OC: Having recently left Hamilton and now on CBS’s hit tv show “Bull,” what’s it like going from the stage to the small screen?
CJ: I am having a ball working on BULL! Michael Weatherly has a gift. And our ensemble are some of the smartest and most talented actors I’ve ever worked with. TV provides a different kind of rush. It often presents more intellectual challenges because we’re telling a different story from week to week. But there are many perks and having weekends off ain’t bad either!
OC: Your character, Chuck Palmer, on Bull is a football player who is gay and left the world of sports for fashion. Which do you know more about, football or fashion?
CJ: Definitely Football. Theater schedules often run in opposition to being able to keep up with the NFL Season, but like I said, I get Sundays to catch a game or two!
OC: If you were not an actor, what would you be doing?

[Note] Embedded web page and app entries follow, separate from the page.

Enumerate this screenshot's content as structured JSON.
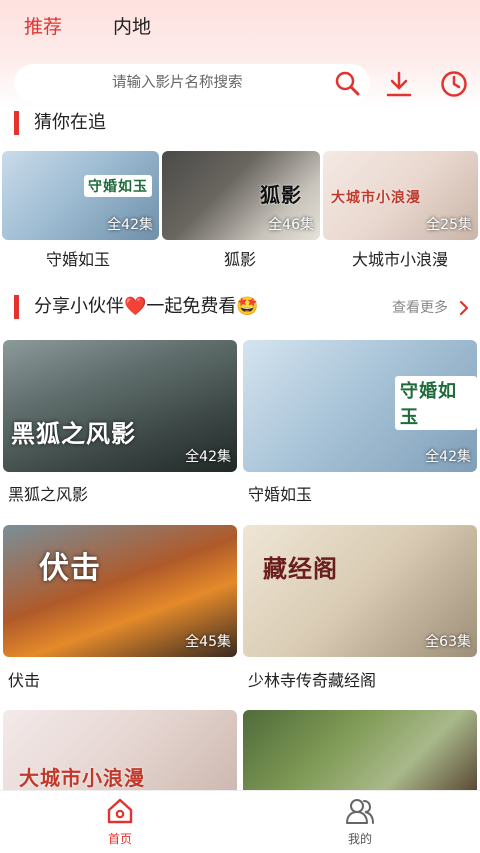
{
  "colors": {
    "accent": "#e2332f"
  },
  "tabs": [
    {
      "label": "推荐",
      "active": true
    },
    {
      "label": "内地",
      "active": false
    }
  ],
  "search": {
    "placeholder": "请输入影片名称搜索",
    "icon": "search-icon"
  },
  "header_actions": [
    {
      "icon": "download-icon"
    },
    {
      "icon": "history-clock-icon"
    }
  ],
  "section1": {
    "title": "猜你在追",
    "items": [
      {
        "title": "守婚如玉",
        "badge": "全42集",
        "poster_text": "守婚如玉"
      },
      {
        "title": "狐影",
        "badge": "全46集",
        "poster_text": "狐影"
      },
      {
        "title": "大城市小浪漫",
        "badge": "全25集",
        "poster_text": "大城市小浪漫"
      }
    ]
  },
  "section2": {
    "title": "分享小伙伴❤️一起免费看🤩",
    "more": "查看更多",
    "items": [
      {
        "title": "黑狐之风影",
        "badge": "全42集",
        "poster_text": "黑狐之风影"
      },
      {
        "title": "守婚如玉",
        "badge": "全42集",
        "poster_text": "守婚如玉"
      },
      {
        "title": "伏击",
        "badge": "全45集",
        "poster_text": "伏击"
      },
      {
        "title": "少林寺传奇藏经阁",
        "badge": "全63集",
        "poster_text": "藏经阁"
      },
      {
        "title": "",
        "badge": "",
        "poster_text": "大城市小浪漫"
      },
      {
        "title": "",
        "badge": "",
        "poster_text": ""
      }
    ]
  },
  "bottom_nav": [
    {
      "label": "首页",
      "icon": "home-icon",
      "active": true
    },
    {
      "label": "我的",
      "icon": "profile-icon",
      "active": false
    }
  ]
}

CJ: I get that question a lot. And Most likely, I’d be in the music biz full time. I am an artist at my core. I’ve been blessed to have always known that. My family encouraged me to pursue that path and I’m so grateful for that. My grandparents owned a successful funeral business back in Illinois but I knew that wasn’t for me! I still wish I’d stuck with my piano lessons though.

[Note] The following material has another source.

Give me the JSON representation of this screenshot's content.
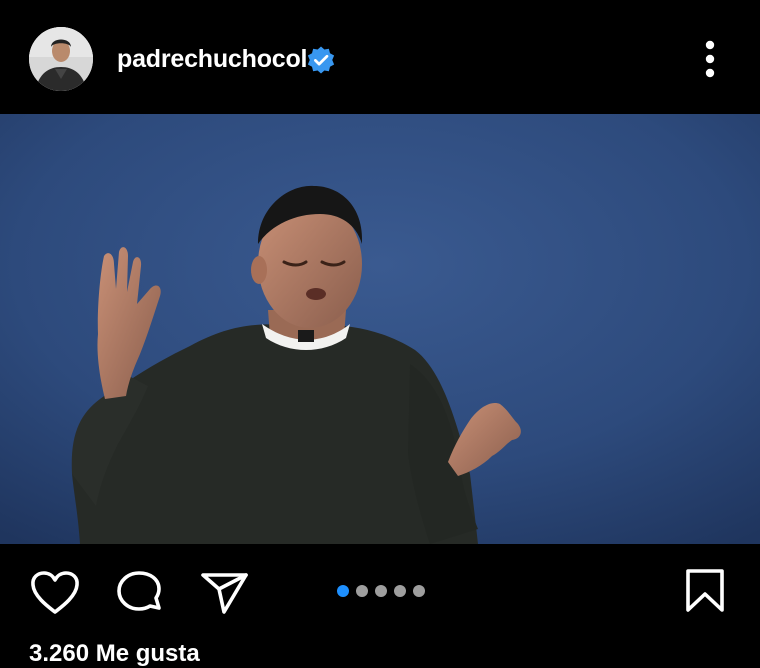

OC: You were a composer and songwriter for Sesame Street for many years. We need one great story about working with a Muppet.
CJ: I’ve actually never stopped writing for Sesame. It continues to be one of the jobs I’m most proud of! The coolest Muppet related story is probably the video I shot with Elmo for the Ham4Ham performance we did last year. I’ve written several songs for Elmo, but we’d never shot anything together. That moment was pretty darn special!
OC: You have two children, CJ and Jadelyn, what do they think when they see their father on TV or on the stage?
CJ: While I’d like for them to see me on TV and think I’m the “Coolest Dad in the World”, they both usually look at something I’ve done, then continue with whatever they were doing. And to tell the truth, I’m just fine with that. I hear horror stories about how the children of performers become intimidated by their parent’s life in the spotlight. I’d just as soon them NOT have that experience.
OC: What was the most interesting city your work has ever taken you to?
CJ: Melbourne, Australia. I’m a part of the improv comedy group, Freestyle Love Supreme and about 10 years ago, we went over there to perform in the Melbourne Comedy Festival! I was there with Lin and Tommy Kail and the rest of the Crew and we had a BLAST!
OC: What do you do during your downtime?
CJ: I’m still fresh off my run in Hamilton, which seemed to consume my life for the past 2 1/2 years. So these days, I’m just trying to catch up to all the family stuff I missed out on. Getting back in touch with family and friends and reading and writing as much as I can when I’m not on set.
OC: What is the first thing you do when arriving in a hotel room?
CJ: I set my bags down, lay on the bed in the quiet for a few minutes, then find out where the pool is! I swear, I’m still 10 sometimes! Oh, and the place HAS to have decent WI-fi. Without that, it’s a no-go.
OC: Complete the following sentence: I never leave home without:
CJ: I never leave home without my phone and my BAG. In it… the Essentials. Spare underwear, cologne, iPad and wallet. A man Has to be prepared for ALL Eventualities.
Christopher Jackson, please use care upon departure as items may have shifted in The Overhead Compartment during our journey. Thanks for choosing us for your travel tips! Have a wonderful day!
Photo credit: Jenny Anderson.